After several months, with tort law, the actus reus and mens rea of criminal law, and the complexities of LPMPA (1989) but a distant memory – things changed. The management opportunities and career development promised never materialised. Indeed, others were appointed to such roles and encouraged to further their industry knowledge – whilst the manager in question fully knew that that was just what the writer was after. Indeed, the workplace dynamics have become such in recent months that it is seemingly the case that a wonderful place to work had become anything but. For the once very happy team, for those that remain, it is seemingly the case that much of that stems from an apparent sudden change in management style – but we could be wrong.
Not only that, but as the events operations expanded, the nature of working there also altered. For a (short) while, as the department grew and grew, material and equipment arrived in greater quantities. Having to store tables, chairs, big projector screens and similar in limited spaces, and having to move such equipment very regularly, led to many situations where an accident at work was highly likely. Luckily there were no accidents; otherwise the management would have had to have dealt with at least one workplace accident claim for their failure (implied under law) to provide a workplace that was adequately safe, and where all reasonable precautions had been taken.

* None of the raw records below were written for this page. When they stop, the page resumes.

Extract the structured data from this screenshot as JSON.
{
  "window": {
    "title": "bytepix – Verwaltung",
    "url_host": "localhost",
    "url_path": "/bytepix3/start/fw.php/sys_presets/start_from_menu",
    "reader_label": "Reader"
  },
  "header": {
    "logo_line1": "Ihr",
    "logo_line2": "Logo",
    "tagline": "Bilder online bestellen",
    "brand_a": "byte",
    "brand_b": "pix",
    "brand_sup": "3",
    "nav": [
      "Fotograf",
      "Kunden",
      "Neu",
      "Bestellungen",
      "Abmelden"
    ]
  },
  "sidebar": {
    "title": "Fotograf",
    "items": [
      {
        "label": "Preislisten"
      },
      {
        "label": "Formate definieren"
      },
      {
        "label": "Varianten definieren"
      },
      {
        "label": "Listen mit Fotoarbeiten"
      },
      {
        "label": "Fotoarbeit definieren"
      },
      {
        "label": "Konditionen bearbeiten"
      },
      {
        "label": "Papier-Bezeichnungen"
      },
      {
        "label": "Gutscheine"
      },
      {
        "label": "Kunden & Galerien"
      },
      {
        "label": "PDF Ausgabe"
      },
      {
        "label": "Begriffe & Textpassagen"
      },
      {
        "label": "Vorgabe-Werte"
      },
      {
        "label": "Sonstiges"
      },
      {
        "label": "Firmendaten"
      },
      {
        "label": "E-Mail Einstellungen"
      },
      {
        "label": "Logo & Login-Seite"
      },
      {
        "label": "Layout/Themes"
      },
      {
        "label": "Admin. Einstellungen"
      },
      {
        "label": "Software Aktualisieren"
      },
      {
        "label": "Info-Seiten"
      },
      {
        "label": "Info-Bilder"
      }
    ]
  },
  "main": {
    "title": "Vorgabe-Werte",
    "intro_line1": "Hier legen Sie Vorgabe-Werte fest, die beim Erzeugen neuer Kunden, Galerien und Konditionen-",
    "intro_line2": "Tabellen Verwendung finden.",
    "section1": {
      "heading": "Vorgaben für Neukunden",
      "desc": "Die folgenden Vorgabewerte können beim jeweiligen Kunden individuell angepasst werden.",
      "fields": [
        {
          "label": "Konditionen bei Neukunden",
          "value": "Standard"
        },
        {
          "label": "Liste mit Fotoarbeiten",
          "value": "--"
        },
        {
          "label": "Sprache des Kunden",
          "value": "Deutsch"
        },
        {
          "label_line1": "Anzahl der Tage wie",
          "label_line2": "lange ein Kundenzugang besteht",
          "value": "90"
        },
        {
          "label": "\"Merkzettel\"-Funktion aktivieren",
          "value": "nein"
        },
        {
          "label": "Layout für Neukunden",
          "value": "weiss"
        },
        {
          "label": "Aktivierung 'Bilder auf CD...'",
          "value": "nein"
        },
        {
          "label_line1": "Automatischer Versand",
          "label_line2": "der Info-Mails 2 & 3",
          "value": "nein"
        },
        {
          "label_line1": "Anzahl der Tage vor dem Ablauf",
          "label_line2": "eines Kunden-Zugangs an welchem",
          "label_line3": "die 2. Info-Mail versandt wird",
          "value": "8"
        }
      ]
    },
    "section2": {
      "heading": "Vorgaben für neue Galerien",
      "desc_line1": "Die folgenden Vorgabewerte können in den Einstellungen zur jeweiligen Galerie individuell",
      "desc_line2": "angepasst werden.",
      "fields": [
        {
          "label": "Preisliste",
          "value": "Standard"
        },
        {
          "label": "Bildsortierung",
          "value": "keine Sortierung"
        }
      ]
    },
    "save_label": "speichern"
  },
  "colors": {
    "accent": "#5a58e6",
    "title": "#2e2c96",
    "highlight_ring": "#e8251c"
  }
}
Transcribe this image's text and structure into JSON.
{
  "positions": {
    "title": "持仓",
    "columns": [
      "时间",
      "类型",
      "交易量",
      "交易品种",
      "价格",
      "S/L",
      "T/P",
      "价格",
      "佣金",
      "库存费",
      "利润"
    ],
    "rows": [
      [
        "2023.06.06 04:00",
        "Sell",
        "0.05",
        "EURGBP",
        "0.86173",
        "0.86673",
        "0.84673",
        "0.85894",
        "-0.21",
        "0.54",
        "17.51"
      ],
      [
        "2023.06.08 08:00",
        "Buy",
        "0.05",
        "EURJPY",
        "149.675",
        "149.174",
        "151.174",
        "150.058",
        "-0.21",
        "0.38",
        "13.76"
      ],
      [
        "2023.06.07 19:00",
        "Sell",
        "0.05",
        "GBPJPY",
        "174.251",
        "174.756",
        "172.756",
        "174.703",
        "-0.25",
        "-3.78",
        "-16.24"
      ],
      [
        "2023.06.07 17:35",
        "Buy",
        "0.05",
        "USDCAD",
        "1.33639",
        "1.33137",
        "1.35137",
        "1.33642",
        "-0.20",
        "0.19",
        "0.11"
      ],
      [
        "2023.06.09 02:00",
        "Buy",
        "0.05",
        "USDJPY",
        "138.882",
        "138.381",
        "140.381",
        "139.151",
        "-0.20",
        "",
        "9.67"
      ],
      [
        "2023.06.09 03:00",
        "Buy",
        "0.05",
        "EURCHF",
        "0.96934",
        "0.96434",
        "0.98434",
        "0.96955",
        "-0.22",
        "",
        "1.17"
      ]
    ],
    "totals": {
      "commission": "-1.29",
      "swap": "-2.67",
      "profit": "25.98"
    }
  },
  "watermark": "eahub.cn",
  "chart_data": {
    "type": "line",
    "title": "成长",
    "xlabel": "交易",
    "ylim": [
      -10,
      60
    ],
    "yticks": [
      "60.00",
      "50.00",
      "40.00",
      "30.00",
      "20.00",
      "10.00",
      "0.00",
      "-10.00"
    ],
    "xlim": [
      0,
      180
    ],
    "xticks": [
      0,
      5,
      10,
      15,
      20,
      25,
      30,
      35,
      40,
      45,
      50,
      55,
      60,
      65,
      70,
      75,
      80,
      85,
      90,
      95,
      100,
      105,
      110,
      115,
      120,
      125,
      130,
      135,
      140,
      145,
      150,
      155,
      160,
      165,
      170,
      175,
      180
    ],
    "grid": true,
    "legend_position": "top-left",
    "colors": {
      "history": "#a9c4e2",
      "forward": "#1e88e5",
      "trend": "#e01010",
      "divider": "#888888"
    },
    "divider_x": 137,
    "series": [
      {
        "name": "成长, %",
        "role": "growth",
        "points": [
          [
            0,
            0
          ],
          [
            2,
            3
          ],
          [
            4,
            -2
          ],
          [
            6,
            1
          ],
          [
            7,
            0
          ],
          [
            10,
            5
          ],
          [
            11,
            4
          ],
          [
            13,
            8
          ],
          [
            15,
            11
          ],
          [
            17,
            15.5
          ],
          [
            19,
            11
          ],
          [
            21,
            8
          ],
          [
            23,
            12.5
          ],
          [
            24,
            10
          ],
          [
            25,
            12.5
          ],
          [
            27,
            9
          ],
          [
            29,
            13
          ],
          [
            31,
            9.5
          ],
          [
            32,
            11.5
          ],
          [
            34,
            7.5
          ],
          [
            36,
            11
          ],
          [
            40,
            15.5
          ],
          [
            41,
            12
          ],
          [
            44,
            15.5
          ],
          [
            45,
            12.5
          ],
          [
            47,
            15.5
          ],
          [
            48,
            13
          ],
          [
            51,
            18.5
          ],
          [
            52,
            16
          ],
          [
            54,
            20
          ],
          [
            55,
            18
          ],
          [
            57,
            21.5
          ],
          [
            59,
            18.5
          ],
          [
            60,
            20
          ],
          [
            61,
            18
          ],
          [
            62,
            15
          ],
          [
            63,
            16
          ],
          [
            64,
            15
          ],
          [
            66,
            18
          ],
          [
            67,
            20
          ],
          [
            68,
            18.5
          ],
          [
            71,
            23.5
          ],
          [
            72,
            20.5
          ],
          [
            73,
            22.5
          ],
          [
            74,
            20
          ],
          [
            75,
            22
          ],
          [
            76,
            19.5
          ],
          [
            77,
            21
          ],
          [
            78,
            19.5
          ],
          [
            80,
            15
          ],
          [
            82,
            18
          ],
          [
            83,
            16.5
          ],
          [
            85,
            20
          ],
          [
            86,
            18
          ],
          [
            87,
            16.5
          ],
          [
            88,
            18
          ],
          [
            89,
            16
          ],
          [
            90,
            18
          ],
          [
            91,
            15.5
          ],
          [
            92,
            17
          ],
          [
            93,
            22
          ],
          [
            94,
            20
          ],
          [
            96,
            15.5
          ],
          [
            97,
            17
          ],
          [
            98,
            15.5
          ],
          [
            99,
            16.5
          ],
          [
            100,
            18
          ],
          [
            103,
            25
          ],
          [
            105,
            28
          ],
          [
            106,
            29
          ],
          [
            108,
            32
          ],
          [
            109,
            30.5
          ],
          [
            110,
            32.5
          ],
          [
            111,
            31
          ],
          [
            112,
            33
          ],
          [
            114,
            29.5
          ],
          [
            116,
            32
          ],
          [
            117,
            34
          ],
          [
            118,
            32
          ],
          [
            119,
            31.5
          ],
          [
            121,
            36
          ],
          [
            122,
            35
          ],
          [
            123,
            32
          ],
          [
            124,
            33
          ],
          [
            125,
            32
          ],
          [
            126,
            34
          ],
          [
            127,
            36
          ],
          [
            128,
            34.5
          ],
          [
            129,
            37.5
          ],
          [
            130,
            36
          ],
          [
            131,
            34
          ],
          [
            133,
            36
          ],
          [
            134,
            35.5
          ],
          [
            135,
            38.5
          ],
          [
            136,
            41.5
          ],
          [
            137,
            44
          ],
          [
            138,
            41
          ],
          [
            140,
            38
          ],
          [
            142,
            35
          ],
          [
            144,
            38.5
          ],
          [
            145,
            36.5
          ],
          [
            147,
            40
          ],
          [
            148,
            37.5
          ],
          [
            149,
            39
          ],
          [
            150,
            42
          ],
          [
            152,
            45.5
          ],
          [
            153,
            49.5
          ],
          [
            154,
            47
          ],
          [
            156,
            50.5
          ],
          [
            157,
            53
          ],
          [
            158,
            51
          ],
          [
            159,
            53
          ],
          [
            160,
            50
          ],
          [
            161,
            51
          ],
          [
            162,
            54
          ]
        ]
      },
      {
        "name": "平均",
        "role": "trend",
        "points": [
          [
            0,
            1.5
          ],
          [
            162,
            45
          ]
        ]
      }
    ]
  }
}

Fortunately, sense soon prevailed, and more storage space was found. Amongst other changes, that made the workplace safer, in line with the obligations on employers regarding health and safety at work.
The Law Ninja has now realised over the last year that sometimes it is easy to listen to the wrong people. Not everyone has your best interests at heart – and not everyone will be encouraging of your dreams and endeavours. It is only too easy to listen and agree with those who, for whatever reason, encourage you to stay where you are. It is easy to listen to those who reccommend stability and continuity as opposed to change, risk and advancement. When promised something definite and more immediate, as opposed to something more uncertain much later on, it is in many cases human nature to listen to the former. After all, to many people change is daunting – and often involves taking risks. Sometimes people might be jealous of such dreams, and seek to prevent you accomplishing them.
In many cases, it is not advisable to listen to those. Instead, listen to those who do encourage you. Listen to those who see your potential, and want you to nurture that. Listen to those who want you to take those risks, because those risks will lead to personal achievement and fulfilment.
After the last year, Law Ninja has realised that he should have listened to the solicitors – not the manager. It is easy to make such a mistake – but harder to adapt and learn from it. That also takes time – and the ability to embrace risk yet again.
The writer has now returned to studying law again, and is returning to attempting to working in the legal sector. Once again, promissory estoppel, personal injury law and Separation of Powers have been recalled from the dusty depths of memory in order to tackle the courses demanded by the Chartered Institute of Legal Executives (CILEx).
And what of that place of work? Needless to say that having learned a lesson in loyalty and trust – the Law Ninja will be working there no longer. Further, to quote the immortal words of Robin Williams
“carpe diem: seize the day, boys” – and pursue your dreams.
With much gratitude and great affection to CD, AG & KB for much laughter and friendship over the last year or so